ONE THING I’ve noticed this week is that it’s suddenly Christmas time again.

The festive adverts are on television and the supermarkets already have their trees up and the crackers on the shelves. I’m not one to complain however as I love Christmas; mince pie anyone?

Any festival that involves sitting around drinking and eating can’t be bad can it? I even like sprouts! (tip: par-boil, then sauté with a little cream and whole grain mustard. Much nicer than just boiled!).

Back to the turkey. I personally really enjoy eating it on Christmas Day.

I think It’s always best to buy Free Range and from your local butcher, it’s only once a year so you really should buy the best you can afford.

For this exercise I ordered mine from Herb-Fed Poultry near York via The Grid Iron Meat Company. Both these companies are Yorkshire based and I’d recommend them for good quality meat purchases online, with local delivery.

Turkey is at its best then it’s cooked well with a crispy golden-brown skin and succulent melt-in-the-mouth meat, both in the breast as well as the thighs.

Having spoken with Ian at Grid Iron Meat, I found that one of the best ways to avoid a dry bird is to brine it.

Brining is more popular in the USA however more and more people are increasingly doing it on this side of the pond too.

Brining is easy to do: it’s simply immersing the meat in a salt and water solution, the turkey absorbs moisture which helps it stay moist and juicy when cooked. The turkey also absorbs salt making it nicely seasoned throughout.

After the bird is brined, a drying period of a few hours ensures the skin is as dry as possible which will help make sure the skin will crisp up nicely in the oven.

To help with crisping the skin you will need a good airflow around the bird when it’s in the oven: this will take more moisture from the skin to allow it to crisp better.

The next problem to solve is the moist succulent meat in both parts of the bird.

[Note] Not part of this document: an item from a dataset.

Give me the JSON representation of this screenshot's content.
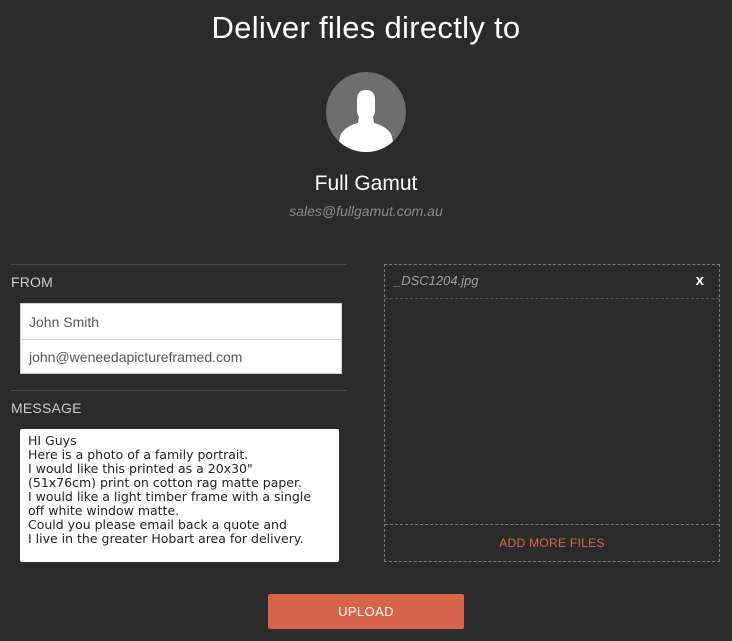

The breast of the turkey is comprised of muscles that do very little work and are designed to give a burst of power during take-off.

These muscles are lean and tender. In contrast the thigh and leg muscles are carrying the weight of the bird and in constant use while it’s active. For this reason they have more fat and connective tissue and are tougher.

Ideally we would cook the breast separately from the rest of the bird, a good reason why many people opt for a crown. In an ideal world we would want the breast to cook to an internal temperature of around 65c and the legs/thighs to reach a much higher 75c, or higher, to Breakdown the connective tissue.

After some internet research and a bit of experimentation, Ian from Grid Iron came up with a way of getting to the desired result without separating the crown from the rest of the bird. The problem it seems, is the conventional roasting tin that many of us go out and buy once a year to roast a ridiculously large bird.

The roasting tin stops the airflow we’re looking for meaning that we end up with wonderful crispy skin on the top of the bird and flabby pale skin underneath. We’re also protecting the thighs and legs from the heat by sitting them inside a pan.

This is the opposite to the goal we set out with. I tried roasting the turkey upside down and then turning it over half way through cooking. This works, but it’s not ideal.

The answer is to replace the deep sided roasting tin with a shallow lipped baking tray. This will expose the legs and thighs to the heat from the oven.

The next step is to use one of those V shaped wire racks to sit the bird on. This will raise it above the surface of the tray and allow the air to circulate under the turkey, avoiding the soggy bottom, to allow the skin to crisp all of the turkey.

However we then have still got the problem of the breast cooking before the legs and thighs. I found an answer on the internet in the form of a baking steel, something I’d never heard of before.

This is a thick piece of steel that you can put in your oven for baking bread and pizza etc. The baking steel holds large amounts of heat energy that can be released into the bottom of your turkey.

I’ve tested this and discovered that a cast iron griddle works almost as well, if you’re really stuck it will also work with a heavy cast iron frying pan turned upside down.

For my recipe, you will need a large pan or container that will fit the turkey in and enough fridge space to store it, alternatively an outbuilding or pantry will work as long as the temperature is below 6°c which shouldn’t be a problem in Keighley during December!